“If you like your thrillers a little on the strange and dystopian side or your dystopias a little on the mythological and crime-solving side, Peacemaker could be the start of a series you're looking for.”
Peacemaker is one of those rare books that's sort of a mess of plot setup at the beginning, but a compelling launch of a new series by the end.
Virgin Jackson is a ranger at the last patch of wild Outback in Australia, a massive park completely surrounded by an even more massive city. The city is divided between false touristy areas conflating the Outback with the American Old West, and a number of rough gang-run and religion-run sections where tourists—and most locals—don't go.
Into Virgin Jackson’s small but manageable life comes Marshal Nate Sixkiller, a Native American lawman from the U.S. West who is assigned to her as a partner under suspicious circumstances and brings a lot of mystery with him.
He arrives the same day as Virgin finds a dead body in her park. A dead body that didn't turn up on the scans and wasn't checked in, and who seems to have been killed by a giant bird that attacked and then disappeared. She and Sixkiller hunt down the identity of the body and his killer and come in contact with conspiracies, hidden truths, and a number of very entertaining unsavory characters.
The world is compelling as the story unfolds, and it's when Virgin stops lying and closing people off and starts asking for help and going out into the wilder parts of the city that the story comes together and really takes off.
The interaction between the wild and colorful characters who head the various crime factions more than makes up for the fact that until that midpoint, Virgin herself seems to be making her own life more difficult than it needs to be, which is frustrating. It also helps that her best friend Caro is saucy and entertaining, Sixkiller is a charming sort of mystery man, the people she works with are all strange and interesting, her boyfriend is a different sort of compelling unknown, and the plot, though scattered in the first half, brings up a lot of interesting world building and stories for the series to explore—and then comes together quickly and addictively as the story heads into its third act.
The end of the book leaves the reader wanting more of this world, wanting to see how the revelations of what is actually going on change the closed-off and prickly Virgin. This is a world that needs a hero, and it's possible she could be it.
Despite the vaguely ridiculous names and the loose plot structure that leaves a bit much to the reader to string together, the pacing is good throughout and cannonballs quite excitingly toward the finale, which, in turn, launches nicely into wherever the next book is going.
Really, it's the setting that shines in a lot of this book. Virgin navigates a world where crime has taken over because the cops can't get funding, where nature is entirely encapsulated and sold as a commodity, where lots of various and strangely matched ideas are vying for control, and where nothing is really what it seems—not even Virgin herself, even though she's the first-person POV character.

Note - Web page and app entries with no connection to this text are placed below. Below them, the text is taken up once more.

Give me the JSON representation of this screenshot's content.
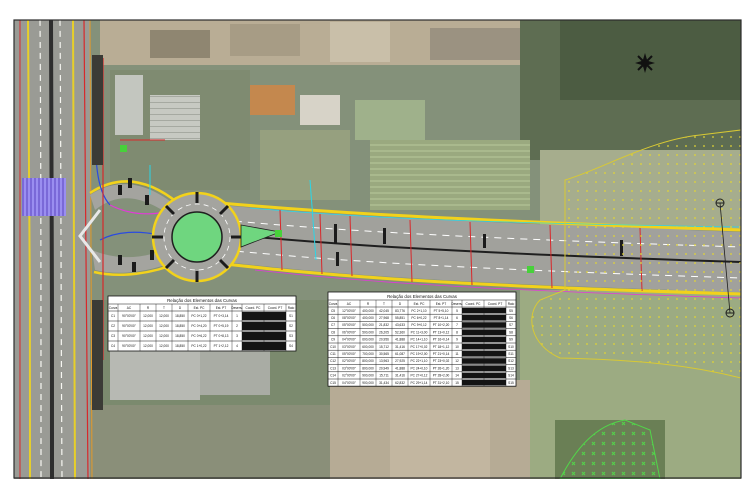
{
  "drawing": {
    "colors": {
      "aerial_base": "#7d8a6d",
      "field_green": "#8fa17a",
      "forest_dark": "#4f5f45",
      "soil": "#b7a992",
      "pavement": "#9b9b95",
      "road_edge_yellow": "#f2d21b",
      "roundabout_green": "#6fd67f",
      "accent_red": "#d8282b",
      "accent_magenta": "#e23ad8",
      "accent_cyan": "#2ad6e8",
      "accent_blue": "#2a4be0",
      "crosswalk_purple": "#7a69d8",
      "table_bg": "#ffffff",
      "table_ink": "#111111",
      "table_dark_cell": "#141414"
    },
    "icons": {
      "north_arrow": "north-arrow-icon",
      "monument_marker": "survey-marker-icon"
    }
  },
  "tables": {
    "left": {
      "title": "Relação dos Elementos das Curvas",
      "headers": [
        "Curva",
        "AC",
        "R",
        "T",
        "D",
        "Est. PC",
        "Est. PT",
        "Desenv.",
        "Coord. PC",
        "Coord. PT",
        "Raio"
      ],
      "rows": [
        [
          "C1",
          "90°00'00\"",
          "12,000",
          "12,000",
          "18,850",
          "PC 0+1,22",
          "PT 0+3,14",
          "1",
          "",
          "",
          "S1"
        ],
        [
          "C2",
          "90°00'00\"",
          "12,000",
          "12,000",
          "18,850",
          "PC 0+4,20",
          "PT 0+5,19",
          "2",
          "",
          "",
          "S2"
        ],
        [
          "C3",
          "90°00'00\"",
          "12,000",
          "12,000",
          "18,850",
          "PC 0+6,22",
          "PT 0+8,13",
          "3",
          "",
          "",
          "S3"
        ],
        [
          "C4",
          "90°00'00\"",
          "12,000",
          "12,000",
          "18,850",
          "PC 1+0,22",
          "PT 1+2,12",
          "4",
          "",
          "",
          "S4"
        ]
      ]
    },
    "right": {
      "title": "Relação dos Elementos das Curvas",
      "headers": [
        "Curva",
        "AC",
        "R",
        "T",
        "D",
        "Est. PC",
        "Est. PT",
        "Desenv.",
        "Coord. PC",
        "Coord. PT",
        "Raio"
      ],
      "rows": [
        [
          "C5",
          "12°00'00\"",
          "400,000",
          "42,045",
          "83,776",
          "PC 2+1,10",
          "PT 5+5,10",
          "5",
          "",
          "",
          "S5"
        ],
        [
          "C6",
          "08°00'00\"",
          "400,000",
          "27,968",
          "55,851",
          "PC 6+0,22",
          "PT 8+1,14",
          "6",
          "",
          "",
          "S6"
        ],
        [
          "C7",
          "05°00'00\"",
          "500,000",
          "21,832",
          "43,633",
          "PC 9+0,12",
          "PT 10+2,20",
          "7",
          "",
          "",
          "S7"
        ],
        [
          "C8",
          "06°00'00\"",
          "500,000",
          "26,205",
          "52,360",
          "PC 11+3,00",
          "PT 13+0,12",
          "8",
          "",
          "",
          "S8"
        ],
        [
          "C9",
          "04°00'00\"",
          "600,000",
          "20,956",
          "41,888",
          "PC 14+1,10",
          "PT 16+0,14",
          "9",
          "",
          "",
          "S9"
        ],
        [
          "C10",
          "03°00'00\"",
          "600,000",
          "15,712",
          "31,416",
          "PC 17+0,02",
          "PT 18+1,12",
          "10",
          "",
          "",
          "S10"
        ],
        [
          "C11",
          "05°00'00\"",
          "700,000",
          "30,565",
          "61,087",
          "PC 19+2,00",
          "PT 21+0,14",
          "11",
          "",
          "",
          "S11"
        ],
        [
          "C12",
          "02°00'00\"",
          "800,000",
          "13,963",
          "27,925",
          "PC 22+1,10",
          "PT 23+0,02",
          "12",
          "",
          "",
          "S12"
        ],
        [
          "C13",
          "03°00'00\"",
          "800,000",
          "20,949",
          "41,888",
          "PC 24+0,10",
          "PT 26+1,20",
          "13",
          "",
          "",
          "S13"
        ],
        [
          "C14",
          "02°00'00\"",
          "900,000",
          "15,711",
          "31,416",
          "PC 27+0,12",
          "PT 28+2,00",
          "14",
          "",
          "",
          "S14"
        ],
        [
          "C15",
          "04°00'00\"",
          "900,000",
          "31,434",
          "62,832",
          "PC 29+1,14",
          "PT 31+2,10",
          "15",
          "",
          "",
          "S15"
        ]
      ]
    }
  }
}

As a whole, Peacemaker is a good book to start a series. There are some genuinely interesting ideas about the interpretation of mythology and how indigenous spirituality can apply as the world gets more corrupt and more urbanized; those ideas should fuel a very interesting new take on the corrupt-future-world trope.
If you like your thrillers a little on the strange and dystopian side or your dystopias a little on the mythological and crime-solving side, Peacemaker could be the start of a series you're looking for. It is, so far, quite readable even when it's unclear what the story is doing, and the wide range of nontraditional characters are entertaining and interesting to watch.